• [Entries taken from a collection]
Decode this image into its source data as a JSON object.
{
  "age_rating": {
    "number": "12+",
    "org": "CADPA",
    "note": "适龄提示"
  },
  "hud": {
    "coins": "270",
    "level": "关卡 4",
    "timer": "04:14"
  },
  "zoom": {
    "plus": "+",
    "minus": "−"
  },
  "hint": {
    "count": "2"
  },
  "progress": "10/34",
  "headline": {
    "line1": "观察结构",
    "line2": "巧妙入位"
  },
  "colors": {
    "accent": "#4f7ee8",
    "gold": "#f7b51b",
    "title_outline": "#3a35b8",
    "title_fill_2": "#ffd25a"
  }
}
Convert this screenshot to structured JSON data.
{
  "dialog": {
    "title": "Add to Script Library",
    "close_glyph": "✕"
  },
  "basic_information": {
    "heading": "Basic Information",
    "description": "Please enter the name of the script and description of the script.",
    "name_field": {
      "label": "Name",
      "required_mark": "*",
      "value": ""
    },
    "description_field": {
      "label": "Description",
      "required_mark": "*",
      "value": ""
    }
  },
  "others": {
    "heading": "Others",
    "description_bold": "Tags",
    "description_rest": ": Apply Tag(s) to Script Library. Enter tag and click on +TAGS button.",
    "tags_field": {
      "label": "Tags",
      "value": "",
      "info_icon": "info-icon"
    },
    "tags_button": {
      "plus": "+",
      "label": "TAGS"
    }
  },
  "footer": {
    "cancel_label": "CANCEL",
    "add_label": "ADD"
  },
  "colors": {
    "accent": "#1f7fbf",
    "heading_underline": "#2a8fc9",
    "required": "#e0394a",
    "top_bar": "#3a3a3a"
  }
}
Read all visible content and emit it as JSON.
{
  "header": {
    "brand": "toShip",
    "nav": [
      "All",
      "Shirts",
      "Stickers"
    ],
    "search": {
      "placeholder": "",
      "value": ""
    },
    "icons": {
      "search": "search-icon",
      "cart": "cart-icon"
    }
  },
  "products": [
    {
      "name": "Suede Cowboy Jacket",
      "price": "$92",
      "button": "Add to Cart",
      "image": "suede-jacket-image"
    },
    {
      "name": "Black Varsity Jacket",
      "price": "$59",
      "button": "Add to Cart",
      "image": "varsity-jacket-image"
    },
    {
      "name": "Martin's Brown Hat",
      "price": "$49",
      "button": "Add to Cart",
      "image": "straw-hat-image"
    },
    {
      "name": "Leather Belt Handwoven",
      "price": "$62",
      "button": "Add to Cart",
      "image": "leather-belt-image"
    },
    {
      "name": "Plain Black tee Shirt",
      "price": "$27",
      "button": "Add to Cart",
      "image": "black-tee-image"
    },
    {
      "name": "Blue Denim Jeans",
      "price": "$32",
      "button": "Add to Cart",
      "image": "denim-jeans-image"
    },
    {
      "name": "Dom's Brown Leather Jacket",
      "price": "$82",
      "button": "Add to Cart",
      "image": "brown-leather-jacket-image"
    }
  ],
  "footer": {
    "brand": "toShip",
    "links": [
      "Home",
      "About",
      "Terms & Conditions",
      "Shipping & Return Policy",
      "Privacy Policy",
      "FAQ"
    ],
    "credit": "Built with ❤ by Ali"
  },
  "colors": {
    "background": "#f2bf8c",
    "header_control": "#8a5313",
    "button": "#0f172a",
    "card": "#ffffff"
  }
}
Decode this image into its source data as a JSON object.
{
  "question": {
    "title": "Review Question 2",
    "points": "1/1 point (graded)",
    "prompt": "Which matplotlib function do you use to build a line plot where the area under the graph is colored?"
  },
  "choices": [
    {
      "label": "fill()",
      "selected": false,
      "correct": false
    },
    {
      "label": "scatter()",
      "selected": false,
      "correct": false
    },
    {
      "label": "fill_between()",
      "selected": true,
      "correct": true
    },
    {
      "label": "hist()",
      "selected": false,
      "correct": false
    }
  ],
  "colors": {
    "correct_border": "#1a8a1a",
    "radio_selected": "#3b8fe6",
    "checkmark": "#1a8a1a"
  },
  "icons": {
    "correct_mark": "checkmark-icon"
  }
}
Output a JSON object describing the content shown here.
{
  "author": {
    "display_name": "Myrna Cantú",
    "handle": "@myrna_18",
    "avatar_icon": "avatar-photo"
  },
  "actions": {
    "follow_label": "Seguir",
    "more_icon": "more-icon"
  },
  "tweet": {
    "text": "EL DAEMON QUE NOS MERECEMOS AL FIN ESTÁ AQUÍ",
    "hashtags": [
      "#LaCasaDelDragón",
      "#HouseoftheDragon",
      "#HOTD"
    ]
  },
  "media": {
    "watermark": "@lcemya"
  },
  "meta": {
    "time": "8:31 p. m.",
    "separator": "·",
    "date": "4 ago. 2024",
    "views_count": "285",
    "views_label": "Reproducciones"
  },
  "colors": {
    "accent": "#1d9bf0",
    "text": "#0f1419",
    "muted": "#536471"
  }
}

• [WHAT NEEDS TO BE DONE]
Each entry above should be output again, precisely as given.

• [OUTPUT FOR THIS TASK]
Decode this image into its source data as a JSON object.
{
  "age_rating": {
    "number": "12+",
    "org": "CADPA",
    "note": "适龄提示"
  },
  "hud": {
    "coins": "270",
    "level": "关卡 4",
    "timer": "04:14"
  },
  "zoom": {
    "plus": "+",
    "minus": "−"
  },
  "hint": {
    "count": "2"
  },
  "progress": "10/34",
  "headline": {
    "line1": "观察结构",
    "line2": "巧妙入位"
  },
  "colors": {
    "accent": "#4f7ee8",
    "gold": "#f7b51b",
    "title_outline": "#3a35b8",
    "title_fill_2": "#ffd25a"
  }
}
Convert this screenshot to structured JSON data.
{
  "dialog": {
    "title": "Add to Script Library",
    "close_glyph": "✕"
  },
  "basic_information": {
    "heading": "Basic Information",
    "description": "Please enter the name of the script and description of the script.",
    "name_field": {
      "label": "Name",
      "required_mark": "*",
      "value": ""
    },
    "description_field": {
      "label": "Description",
      "required_mark": "*",
      "value": ""
    }
  },
  "others": {
    "heading": "Others",
    "description_bold": "Tags",
    "description_rest": ": Apply Tag(s) to Script Library. Enter tag and click on +TAGS button.",
    "tags_field": {
      "label": "Tags",
      "value": "",
      "info_icon": "info-icon"
    },
    "tags_button": {
      "plus": "+",
      "label": "TAGS"
    }
  },
  "footer": {
    "cancel_label": "CANCEL",
    "add_label": "ADD"
  },
  "colors": {
    "accent": "#1f7fbf",
    "heading_underline": "#2a8fc9",
    "required": "#e0394a",
    "top_bar": "#3a3a3a"
  }
}
Read all visible content and emit it as JSON.
{
  "header": {
    "brand": "toShip",
    "nav": [
      "All",
      "Shirts",
      "Stickers"
    ],
    "search": {
      "placeholder": "",
      "value": ""
    },
    "icons": {
      "search": "search-icon",
      "cart": "cart-icon"
    }
  },
  "products": [
    {
      "name": "Suede Cowboy Jacket",
      "price": "$92",
      "button": "Add to Cart",
      "image": "suede-jacket-image"
    },
    {
      "name": "Black Varsity Jacket",
      "price": "$59",
      "button": "Add to Cart",
      "image": "varsity-jacket-image"
    },
    {
      "name": "Martin's Brown Hat",
      "price": "$49",
      "button": "Add to Cart",
      "image": "straw-hat-image"
    },
    {
      "name": "Leather Belt Handwoven",
      "price": "$62",
      "button": "Add to Cart",
      "image": "leather-belt-image"
    },
    {
      "name": "Plain Black tee Shirt",
      "price": "$27",
      "button": "Add to Cart",
      "image": "black-tee-image"
    },
    {
      "name": "Blue Denim Jeans",
      "price": "$32",
      "button": "Add to Cart",
      "image": "denim-jeans-image"
    },
    {
      "name": "Dom's Brown Leather Jacket",
      "price": "$82",
      "button": "Add to Cart",
      "image": "brown-leather-jacket-image"
    }
  ],
  "footer": {
    "brand": "toShip",
    "links": [
      "Home",
      "About",
      "Terms & Conditions",
      "Shipping & Return Policy",
      "Privacy Policy",
      "FAQ"
    ],
    "credit": "Built with ❤ by Ali"
  },
  "colors": {
    "background": "#f2bf8c",
    "header_control": "#8a5313",
    "button": "#0f172a",
    "card": "#ffffff"
  }
}
Decode this image into its source data as a JSON object.
{
  "question": {
    "title": "Review Question 2",
    "points": "1/1 point (graded)",
    "prompt": "Which matplotlib function do you use to build a line plot where the area under the graph is colored?"
  },
  "choices": [
    {
      "label": "fill()",
      "selected": false,
      "correct": false
    },
    {
      "label": "scatter()",
      "selected": false,
      "correct": false
    },
    {
      "label": "fill_between()",
      "selected": true,
      "correct": true
    },
    {
      "label": "hist()",
      "selected": false,
      "correct": false
    }
  ],
  "colors": {
    "correct_border": "#1a8a1a",
    "radio_selected": "#3b8fe6",
    "checkmark": "#1a8a1a"
  },
  "icons": {
    "correct_mark": "checkmark-icon"
  }
}
Output a JSON object describing the content shown here.
{
  "author": {
    "display_name": "Myrna Cantú",
    "handle": "@myrna_18",
    "avatar_icon": "avatar-photo"
  },
  "actions": {
    "follow_label": "Seguir",
    "more_icon": "more-icon"
  },
  "tweet": {
    "text": "EL DAEMON QUE NOS MERECEMOS AL FIN ESTÁ AQUÍ",
    "hashtags": [
      "#LaCasaDelDragón",
      "#HouseoftheDragon",
      "#HOTD"
    ]
  },
  "media": {
    "watermark": "@lcemya"
  },
  "meta": {
    "time": "8:31 p. m.",
    "separator": "·",
    "date": "4 ago. 2024",
    "views_count": "285",
    "views_label": "Reproducciones"
  },
  "colors": {
    "accent": "#1d9bf0",
    "text": "#0f1419",
    "muted": "#536471"
  }
}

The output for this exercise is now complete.